The lack of sunlight and freezing cold temps aren't just throwing you into a moody state. Your children are feeling the effects of the grey winter days too.
The shorter days have messed with our Circadian Rhythms, the body's natural behavioral responses to light and dark. Researchers have found a fairly strong genetic link related to the way our 24-hour body clock responds to the shorter days, which means this: if you find yourself feeling grumpy in the winter, chances are, so do your kids.
Nature's Cruel Dichotomy
Here's the tricky part: while you are dealing with your winter blues by constantly fighting off the desire to stay in your PJs and cuddle up on the couch with a book and a nap, your kids are likely dealing with it by going totally bonkers with pent up energy. Isn't nature cruel? Wouldn't you give anything to borrow some of that crazy-eyed adrenaline?
It turns out most children respond to disruptions in natural sleep patterns (i.e., having to wake up when it's still dark; staying awake at night after the sun has set) with a stress reaction which can includes increases in the body's natural steroid hormone cortisol. This means while you are settling in for a long winter's nap, your child is entering into "fight or flight" mode. Not a wonderful combination.
What to do?
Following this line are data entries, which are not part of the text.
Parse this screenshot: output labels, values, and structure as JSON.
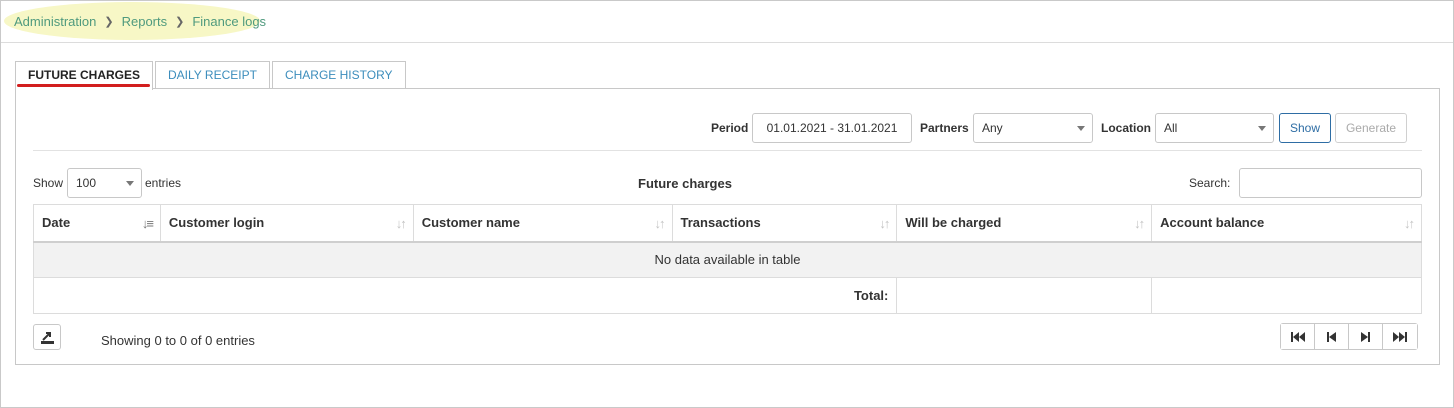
{
  "breadcrumb": {
    "items": [
      "Administration",
      "Reports",
      "Finance logs"
    ]
  },
  "tabs": [
    {
      "label": "FUTURE CHARGES",
      "active": true
    },
    {
      "label": "DAILY RECEIPT",
      "active": false
    },
    {
      "label": "CHARGE HISTORY",
      "active": false
    }
  ],
  "filters": {
    "period_label": "Period",
    "period_value": "01.01.2021 - 31.01.2021",
    "partners_label": "Partners",
    "partners_value": "Any",
    "location_label": "Location",
    "location_value": "All",
    "show_label": "Show",
    "generate_label": "Generate"
  },
  "controls": {
    "show_label": "Show",
    "entries_value": "100",
    "entries_label": "entries",
    "table_title": "Future charges",
    "search_label": "Search:"
  },
  "table": {
    "columns": [
      "Date",
      "Customer login",
      "Customer name",
      "Transactions",
      "Will be charged",
      "Account balance"
    ],
    "empty_message": "No data available in table",
    "total_label": "Total:"
  },
  "footer": {
    "info": "Showing 0 to 0 of 0 entries"
  },
  "colors": {
    "link": "#4f9a7e",
    "tab_link": "#3c8dbc",
    "active_underline": "#d21e1e",
    "primary_button": "#2e6da4"
  }
}
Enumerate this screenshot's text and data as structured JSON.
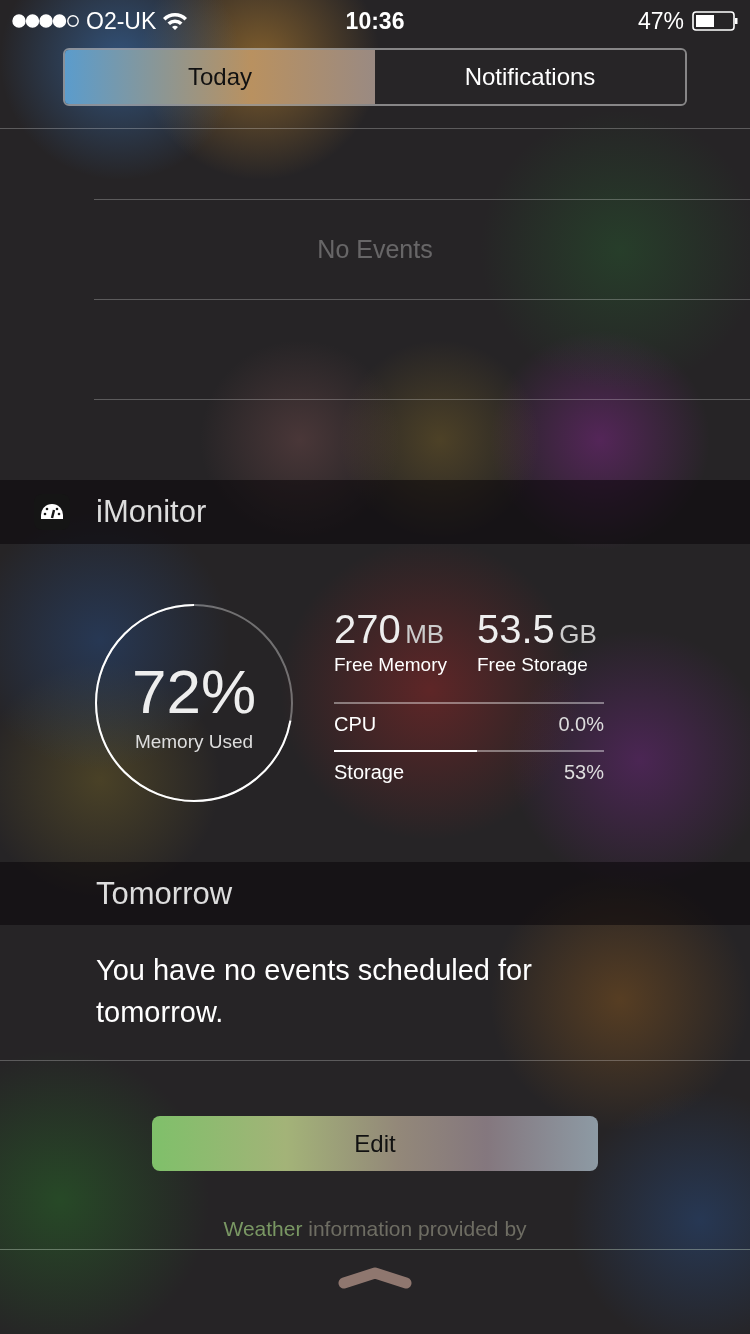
{
  "status_bar": {
    "carrier": "O2-UK",
    "time": "10:36",
    "battery": "47%"
  },
  "tabs": [
    {
      "label": "Today",
      "selected": true
    },
    {
      "label": "Notifications",
      "selected": false
    }
  ],
  "today": {
    "message": "No Events"
  },
  "imonitor": {
    "title": "iMonitor",
    "memory_used": {
      "value": "72%",
      "label": "Memory Used"
    },
    "stats": [
      {
        "value": "270",
        "unit": "MB",
        "label": "Free Memory"
      },
      {
        "value": "53.5",
        "unit": "GB",
        "label": "Free Storage"
      }
    ],
    "meters": [
      {
        "label": "CPU",
        "reading": "0.0%"
      },
      {
        "label": "Storage",
        "reading": "53%",
        "level": 0.53
      }
    ]
  },
  "tomorrow": {
    "title": "Tomorrow",
    "message": "You have no events scheduled for tomorrow."
  },
  "edit_button": "Edit",
  "footer": {
    "link": "Weather",
    "text": "information provided by"
  }
}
Luckily, there are some easy ways to handle BOTH of these competing reactions to cabin fever. I'll break them to you slowly.
1. Get outside.
YES, I know this is the LAST thing mama (or papa) bear wants to do during the chilly winter months when it's so easy to just. lay. down. But exposure to sunlight, even if it's through cloud cover, is one of the best ways to get Vitamin D, a natural stimulant and anti-depressant. A short morning walk with the kids, or sitting on the porch while the dog does his business is enough to help you have more energy all day long AND help your children regulate their levels of cortisol and feel (and act) calmer during the day.
2. Get exercise.
I know I'm not the first person to tell you this: by exercising, you can increase your body's natural abilities to remain alert and focused (and therefore less depressed or groggy). Plus, exercise begets exercise. If you get out for that morning walk one day, you're more likely to get out the next day. Exercising with your CHILDREN will help them work out increased levels of cortisol and regulate internal stress levels. Play tug of war before the bus in the morning. Do 10 jumping jacks in between bites of toast. Play tag all the way to the car. Have a tickle fight. It's a win-win.
3. Get close.
This one might not be that obvious. Physical touch increases levels of dopamine (think happiness-drug) and helps reinforce our sense of purpose. Instead of waking your children (or your spouse) with the light switch, try giving them a quick snuggle. Lie in bed with them while you talk about what the day will bring. This sense of closeness can help regulate emotion, soothe anxiety, and start the day with a feeling of belonging. This also works especially well when used spontaneously throughout the day. Here's the catch: to generate the big boost of regulatory hormones, the physical closeness has to be with someone with whom you've already established a bond. So, if you hug your boss or a random person in the elevator, you won't get quite the same benefit. But you might get some funny looks.
4. Get rid of the junk food.
Researchers have linked spikes in sugar to a lack of concentration and mood swings in adults. This link is much stronger in children. If you are managing the winter doldrums with Dum Dums and Krispy Kremes, you will end up with a few minutes of satisfaction and many months of problems, including headaches, disrupted sleep, attention problems, behavior issues, lack of energy, increased risk for diabetes, etc. And that's just you. The effects are worse with children! Circadian Rhythm disruption can exacerbate the effects of sugar on our regulatory systems, creating a nasty cycle of sugar spikes, low blood sugar, and poor sleep quality. Try to indulge the need for comfort food with healthy alternatives like apples & cheese, carrots & Ranch dressing, or bananas & peanut butter. Your mind, your mood, and your children's teachers will thank you.
Above all else, remember this: Winter is relatively short. Take a moment each day to reflect on the GOOD things that happen in the winter. Hockey, ice skating, snowman building, extra blankets, more time with your children, etc. And if all else fails, crank up the heat, put your kids in their bathing suits, make lemonade and have a fake trip to the beach at home. There is truth in the phrase, "fake it 'til you make it"...
Kristen R. Jamison, M.T., Ph.D.